What is expected:
Find the string "structured" in the data, then copy every line where it is found.

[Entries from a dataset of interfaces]
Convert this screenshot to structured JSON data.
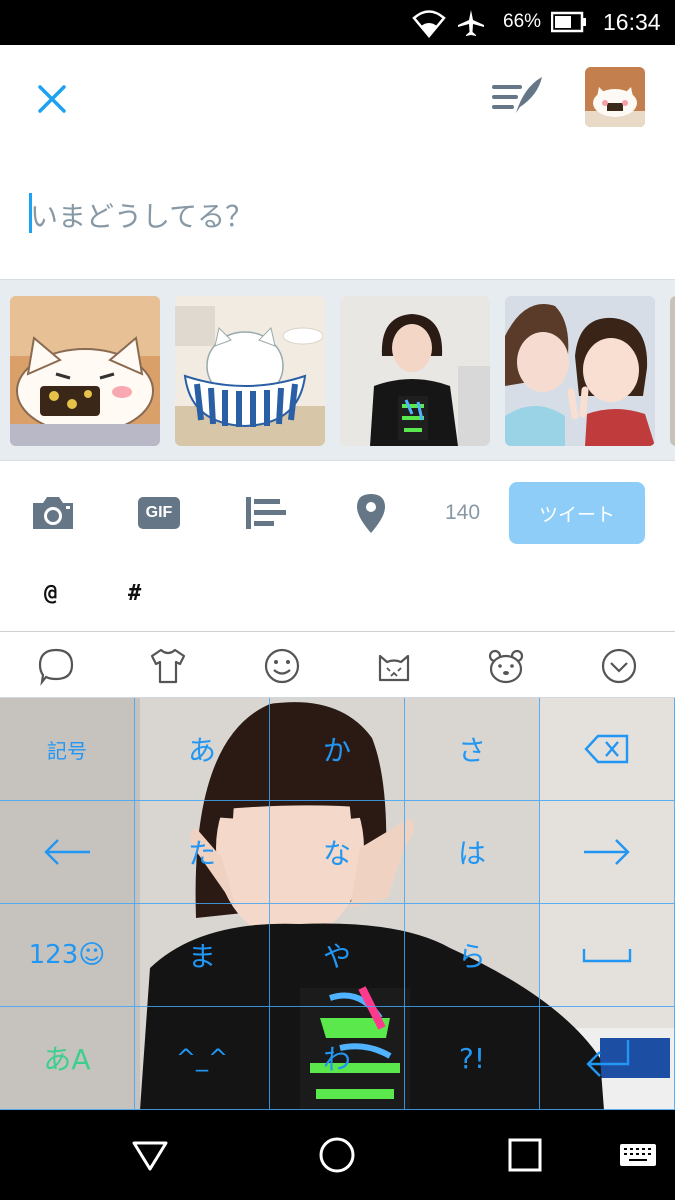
{
  "status_bar": {
    "battery_percent": "66%",
    "time": "16:34",
    "icons": [
      "wifi-icon",
      "airplane-mode-icon",
      "battery-icon"
    ]
  },
  "compose": {
    "placeholder": "いまどうしてる？",
    "close_icon": "close-icon",
    "drafts_icon": "drafts-icon"
  },
  "toolbar": {
    "char_count": "140",
    "tweet_label": "ツイート",
    "icons": [
      "camera-icon",
      "gif-icon",
      "poll-icon",
      "location-icon"
    ],
    "gif_label": "GIF"
  },
  "suggestions": [
    "@",
    "#"
  ],
  "keyboard_bar": {
    "icons": [
      "chat-bubble-icon",
      "shirt-icon",
      "smiley-icon",
      "cat-face-icon",
      "bear-face-icon",
      "collapse-keyboard-icon"
    ]
  },
  "keyboard": {
    "rows": [
      [
        "記号",
        "あ",
        "か",
        "さ",
        "⌫"
      ],
      [
        "←",
        "た",
        "な",
        "は",
        "→"
      ],
      [
        "123☺",
        "ま",
        "や",
        "ら",
        "␣"
      ],
      [
        "あA",
        "^_^",
        "わ",
        "?!",
        "↵"
      ]
    ],
    "accent_color": "#2196f3",
    "mode_color": "#3ccf8e"
  },
  "colors": {
    "brand": "#1da1f2",
    "tweet_button": "#8ecdf7",
    "placeholder": "#8899a6"
  }
}
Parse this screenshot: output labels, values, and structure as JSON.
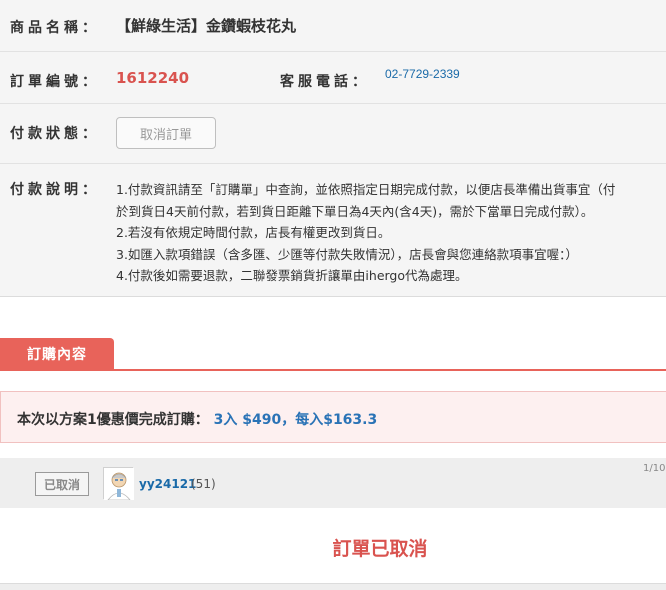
{
  "product": {
    "label": "商品名稱：",
    "name": "【鮮綠生活】金鑽蝦枝花丸"
  },
  "order": {
    "label": "訂單編號：",
    "number": "1612240"
  },
  "service": {
    "label": "客服電話：",
    "phone": "02-7729-2339"
  },
  "payment_status": {
    "label": "付款狀態：",
    "cancel_button": "取消訂單"
  },
  "payment_desc": {
    "label": "付款說明：",
    "lines": [
      "1.付款資訊請至「訂購單」中查詢，並依照指定日期完成付款，以便店長準備出貨事宜（付",
      "於到貨日4天前付款，若到貨日距離下單日為4天內(含4天)，需於下當單日完成付款）。",
      "2.若沒有依規定時間付款，店長有權更改到貨日。",
      "3.如匯入款項錯誤（含多匯、少匯等付款失敗情況），店長會與您連絡款項事宜喔：）",
      "4.付款後如需要退款，二聯發票銷貨折讓單由ihergo代為處理。"
    ]
  },
  "tab": {
    "label": "訂購內容"
  },
  "promo": {
    "text": "本次以方案1優惠價完成訂購：",
    "price": "3入 $490，每入$163.3"
  },
  "entry": {
    "status": "已取消",
    "username": "yy24121",
    "count": "(51)",
    "page": "1/10",
    "cancelled_message": "訂單已取消"
  },
  "colors": {
    "accent": "#e8635a",
    "link": "#1a6aa8",
    "alert": "#d9534f"
  }
}
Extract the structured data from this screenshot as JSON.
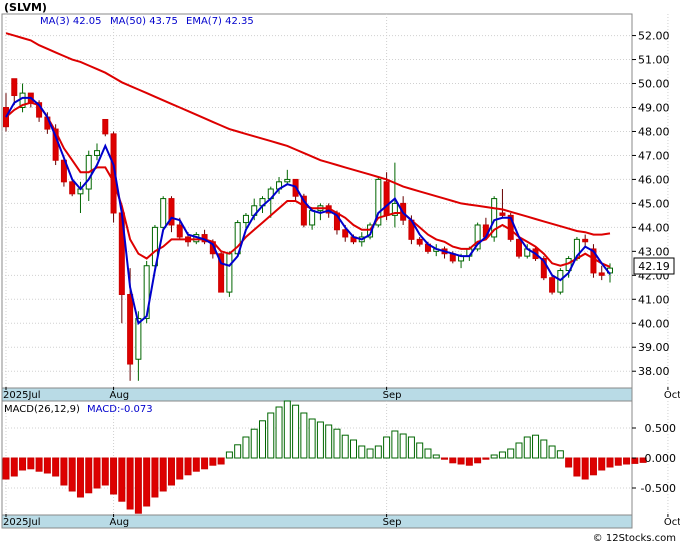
{
  "chart_data": {
    "type": "candlestick",
    "ticker_label": "(SLVM)",
    "legend": [
      {
        "label": "MA(3)",
        "value": "42.05",
        "color": "#0000cc"
      },
      {
        "label": "MA(50)",
        "value": "43.75",
        "color": "#0000cc"
      },
      {
        "label": "EMA(7)",
        "value": "42.35",
        "color": "#0000cc"
      }
    ],
    "last_price_label": "42.19",
    "x_axis_labels": [
      {
        "text": "2025Jul",
        "index": 0
      },
      {
        "text": "Aug",
        "index": 13
      },
      {
        "text": "Sep",
        "index": 46
      },
      {
        "text": "Oct",
        "index": 80
      }
    ],
    "price_axis": {
      "ylim": [
        37.3,
        52.9
      ],
      "ticks": [
        "38.00",
        "39.00",
        "40.00",
        "41.00",
        "42.00",
        "43.00",
        "44.00",
        "45.00",
        "46.00",
        "47.00",
        "48.00",
        "49.00",
        "50.00",
        "51.00",
        "52.00"
      ]
    },
    "candles": [
      [
        49.0,
        49.6,
        48.0,
        48.2
      ],
      [
        50.2,
        50.0,
        49.1,
        49.5
      ],
      [
        49.0,
        50.0,
        48.8,
        49.6
      ],
      [
        49.6,
        49.6,
        49.0,
        49.2
      ],
      [
        49.2,
        49.3,
        48.4,
        48.6
      ],
      [
        48.6,
        48.8,
        47.9,
        48.1
      ],
      [
        48.1,
        48.3,
        46.6,
        46.8
      ],
      [
        46.8,
        47.0,
        45.7,
        45.9
      ],
      [
        45.9,
        46.0,
        45.3,
        45.4
      ],
      [
        45.4,
        45.9,
        44.6,
        45.6
      ],
      [
        45.6,
        47.2,
        45.1,
        47.0
      ],
      [
        47.0,
        47.5,
        46.8,
        47.2
      ],
      [
        48.5,
        48.5,
        47.8,
        47.9
      ],
      [
        47.9,
        48.0,
        44.2,
        44.6
      ],
      [
        44.6,
        44.8,
        40.0,
        41.2
      ],
      [
        41.2,
        42.3,
        37.6,
        38.3
      ],
      [
        38.5,
        40.5,
        37.6,
        40.2
      ],
      [
        40.2,
        42.6,
        40.0,
        42.4
      ],
      [
        42.4,
        44.1,
        42.1,
        44.0
      ],
      [
        44.0,
        45.3,
        43.9,
        45.2
      ],
      [
        45.2,
        45.3,
        43.8,
        44.1
      ],
      [
        44.1,
        44.4,
        43.5,
        43.6
      ],
      [
        43.6,
        43.8,
        43.2,
        43.4
      ],
      [
        43.4,
        43.8,
        43.3,
        43.7
      ],
      [
        43.7,
        43.9,
        43.3,
        43.4
      ],
      [
        43.4,
        43.5,
        42.7,
        42.9
      ],
      [
        42.9,
        43.0,
        41.3,
        41.3
      ],
      [
        41.3,
        43.0,
        41.1,
        42.9
      ],
      [
        42.9,
        44.3,
        42.8,
        44.2
      ],
      [
        44.2,
        44.6,
        43.9,
        44.5
      ],
      [
        44.5,
        45.2,
        44.3,
        44.9
      ],
      [
        44.9,
        45.3,
        44.6,
        45.2
      ],
      [
        45.2,
        45.7,
        44.4,
        45.6
      ],
      [
        45.6,
        46.1,
        45.4,
        45.9
      ],
      [
        45.9,
        46.4,
        45.8,
        46.0
      ],
      [
        46.0,
        46.0,
        45.1,
        45.3
      ],
      [
        45.3,
        45.4,
        44.0,
        44.1
      ],
      [
        44.1,
        44.8,
        43.9,
        44.7
      ],
      [
        44.7,
        45.0,
        44.3,
        44.9
      ],
      [
        44.9,
        45.0,
        44.4,
        44.6
      ],
      [
        44.6,
        44.7,
        43.7,
        43.9
      ],
      [
        43.9,
        44.1,
        43.4,
        43.6
      ],
      [
        43.6,
        43.7,
        43.3,
        43.4
      ],
      [
        43.4,
        43.8,
        43.2,
        43.6
      ],
      [
        43.6,
        44.2,
        43.5,
        44.1
      ],
      [
        44.1,
        46.1,
        44.0,
        46.0
      ],
      [
        45.9,
        46.3,
        44.3,
        44.5
      ],
      [
        44.5,
        46.7,
        44.0,
        45.0
      ],
      [
        45.0,
        45.3,
        44.1,
        44.3
      ],
      [
        44.3,
        44.5,
        43.3,
        43.5
      ],
      [
        43.5,
        43.6,
        43.2,
        43.3
      ],
      [
        43.3,
        43.4,
        42.9,
        43.0
      ],
      [
        43.0,
        43.3,
        42.8,
        43.1
      ],
      [
        43.1,
        43.2,
        42.7,
        42.9
      ],
      [
        42.9,
        43.0,
        42.5,
        42.6
      ],
      [
        42.6,
        42.9,
        42.3,
        42.8
      ],
      [
        42.8,
        43.2,
        42.6,
        43.1
      ],
      [
        43.1,
        44.2,
        43.0,
        44.1
      ],
      [
        44.1,
        44.4,
        43.5,
        43.6
      ],
      [
        43.6,
        45.3,
        43.4,
        45.2
      ],
      [
        44.6,
        45.6,
        44.4,
        44.5
      ],
      [
        44.5,
        44.6,
        43.4,
        43.5
      ],
      [
        43.5,
        43.6,
        42.7,
        42.8
      ],
      [
        42.8,
        43.3,
        42.7,
        43.1
      ],
      [
        43.1,
        43.2,
        42.6,
        42.7
      ],
      [
        42.7,
        42.8,
        41.8,
        41.9
      ],
      [
        41.9,
        42.0,
        41.2,
        41.3
      ],
      [
        41.3,
        42.3,
        41.2,
        42.2
      ],
      [
        42.2,
        42.8,
        41.9,
        42.7
      ],
      [
        42.7,
        43.6,
        42.6,
        43.5
      ],
      [
        43.5,
        43.7,
        43.2,
        43.4
      ],
      [
        43.1,
        43.3,
        41.9,
        42.1
      ],
      [
        42.1,
        42.4,
        41.8,
        42.0
      ],
      [
        42.1,
        42.5,
        41.7,
        42.3
      ]
    ],
    "ema7": [
      48.6,
      48.9,
      49.1,
      49.2,
      49.1,
      48.6,
      48.0,
      47.3,
      46.8,
      46.3,
      46.3,
      46.5,
      46.5,
      45.9,
      44.9,
      43.5,
      42.9,
      42.7,
      43.0,
      43.2,
      43.5,
      43.5,
      43.5,
      43.5,
      43.5,
      43.4,
      43.0,
      42.9,
      43.2,
      43.6,
      43.9,
      44.2,
      44.5,
      44.8,
      45.1,
      45.1,
      44.9,
      44.8,
      44.8,
      44.8,
      44.6,
      44.4,
      44.1,
      43.9,
      43.9,
      44.4,
      44.5,
      44.6,
      44.6,
      44.3,
      44.0,
      43.7,
      43.5,
      43.4,
      43.2,
      43.1,
      43.1,
      43.4,
      43.5,
      43.9,
      44.1,
      43.9,
      43.6,
      43.4,
      43.2,
      42.9,
      42.5,
      42.4,
      42.5,
      42.7,
      42.9,
      42.7,
      42.5,
      42.35
    ],
    "ma3": [
      48.6,
      49.2,
      49.4,
      49.4,
      49.1,
      48.6,
      47.8,
      46.9,
      46.0,
      45.6,
      46.0,
      46.6,
      47.4,
      46.6,
      44.6,
      41.5,
      40.0,
      40.3,
      42.2,
      43.9,
      44.4,
      44.3,
      43.7,
      43.6,
      43.5,
      43.3,
      42.5,
      42.4,
      42.8,
      43.9,
      44.5,
      44.9,
      45.2,
      45.6,
      45.8,
      45.7,
      45.1,
      44.7,
      44.6,
      44.7,
      44.5,
      44.0,
      43.6,
      43.5,
      43.7,
      44.6,
      44.9,
      45.2,
      44.6,
      44.3,
      43.7,
      43.3,
      43.1,
      43.0,
      42.9,
      42.8,
      42.8,
      43.3,
      43.6,
      44.3,
      44.4,
      44.4,
      43.6,
      43.1,
      42.9,
      42.6,
      42.0,
      41.8,
      42.1,
      42.8,
      43.2,
      43.0,
      42.5,
      42.05
    ],
    "ma50": [
      52.1,
      52.0,
      51.9,
      51.8,
      51.6,
      51.45,
      51.3,
      51.15,
      51.0,
      50.9,
      50.75,
      50.6,
      50.45,
      50.25,
      50.05,
      49.9,
      49.75,
      49.6,
      49.45,
      49.3,
      49.15,
      49.0,
      48.85,
      48.7,
      48.55,
      48.4,
      48.25,
      48.1,
      48.0,
      47.9,
      47.8,
      47.7,
      47.6,
      47.5,
      47.4,
      47.25,
      47.1,
      46.95,
      46.8,
      46.7,
      46.6,
      46.5,
      46.4,
      46.3,
      46.2,
      46.1,
      46.0,
      45.85,
      45.7,
      45.6,
      45.5,
      45.4,
      45.3,
      45.2,
      45.1,
      45.0,
      44.95,
      44.9,
      44.85,
      44.8,
      44.75,
      44.65,
      44.55,
      44.45,
      44.35,
      44.25,
      44.15,
      44.05,
      43.95,
      43.85,
      43.8,
      43.7,
      43.7,
      43.75
    ],
    "macd_panel": {
      "label": "MACD(26,12,9)",
      "value_label": "MACD:-0.073",
      "ylim": [
        -0.95,
        0.95
      ],
      "ticks": [
        "0.500",
        "0.000",
        "-0.500"
      ],
      "values": [
        -0.35,
        -0.3,
        -0.2,
        -0.18,
        -0.22,
        -0.25,
        -0.3,
        -0.45,
        -0.55,
        -0.65,
        -0.58,
        -0.5,
        -0.45,
        -0.6,
        -0.72,
        -0.85,
        -0.92,
        -0.8,
        -0.65,
        -0.55,
        -0.45,
        -0.35,
        -0.28,
        -0.22,
        -0.18,
        -0.12,
        -0.1,
        0.1,
        0.22,
        0.35,
        0.48,
        0.62,
        0.75,
        0.85,
        0.95,
        0.88,
        0.75,
        0.65,
        0.6,
        0.55,
        0.48,
        0.38,
        0.3,
        0.2,
        0.15,
        0.2,
        0.35,
        0.45,
        0.4,
        0.35,
        0.25,
        0.15,
        0.05,
        -0.02,
        -0.08,
        -0.1,
        -0.12,
        -0.08,
        -0.02,
        0.05,
        0.1,
        0.15,
        0.25,
        0.35,
        0.38,
        0.3,
        0.2,
        0.12,
        -0.15,
        -0.3,
        -0.35,
        -0.28,
        -0.2,
        -0.15,
        -0.12,
        -0.1,
        -0.09,
        -0.073
      ]
    },
    "watermark": "© 12Stocks.com"
  }
}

Solution for this exercise:
Convert this screenshot to structured JSON data.
Extract the structured data from this screenshot as JSON.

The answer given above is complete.